* PROMPT:
Using the data below, copy every line that contains the word "Comments".

* Dataset items:
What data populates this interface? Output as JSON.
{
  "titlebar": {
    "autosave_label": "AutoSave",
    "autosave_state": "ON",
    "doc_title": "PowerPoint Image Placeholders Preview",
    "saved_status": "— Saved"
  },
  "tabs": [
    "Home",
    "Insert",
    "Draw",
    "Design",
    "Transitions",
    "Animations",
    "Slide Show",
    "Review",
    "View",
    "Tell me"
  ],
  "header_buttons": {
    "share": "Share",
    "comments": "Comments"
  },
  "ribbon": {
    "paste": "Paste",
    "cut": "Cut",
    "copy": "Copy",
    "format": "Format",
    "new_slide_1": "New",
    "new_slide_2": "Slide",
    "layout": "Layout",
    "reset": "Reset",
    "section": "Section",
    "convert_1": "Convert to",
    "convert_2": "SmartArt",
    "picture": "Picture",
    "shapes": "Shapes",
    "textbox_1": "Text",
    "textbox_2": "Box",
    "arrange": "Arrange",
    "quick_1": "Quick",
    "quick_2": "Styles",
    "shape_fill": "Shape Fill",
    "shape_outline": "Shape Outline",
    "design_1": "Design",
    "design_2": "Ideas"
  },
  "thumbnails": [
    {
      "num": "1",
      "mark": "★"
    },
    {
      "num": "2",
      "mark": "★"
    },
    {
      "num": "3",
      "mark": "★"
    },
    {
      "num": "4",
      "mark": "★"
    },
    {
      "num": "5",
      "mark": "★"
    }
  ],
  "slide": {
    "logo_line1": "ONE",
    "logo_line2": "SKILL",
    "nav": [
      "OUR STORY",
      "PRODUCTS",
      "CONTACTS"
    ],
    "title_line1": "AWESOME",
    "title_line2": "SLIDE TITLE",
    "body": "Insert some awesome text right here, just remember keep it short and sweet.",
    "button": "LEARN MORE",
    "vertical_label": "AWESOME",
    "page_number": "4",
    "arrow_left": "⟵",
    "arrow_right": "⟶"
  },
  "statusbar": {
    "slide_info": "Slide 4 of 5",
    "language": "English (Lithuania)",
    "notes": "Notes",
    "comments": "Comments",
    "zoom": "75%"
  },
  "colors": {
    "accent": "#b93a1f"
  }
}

* RESULT FOR THIS TASK:
    "comments": "Comments"
    "comments": "Comments",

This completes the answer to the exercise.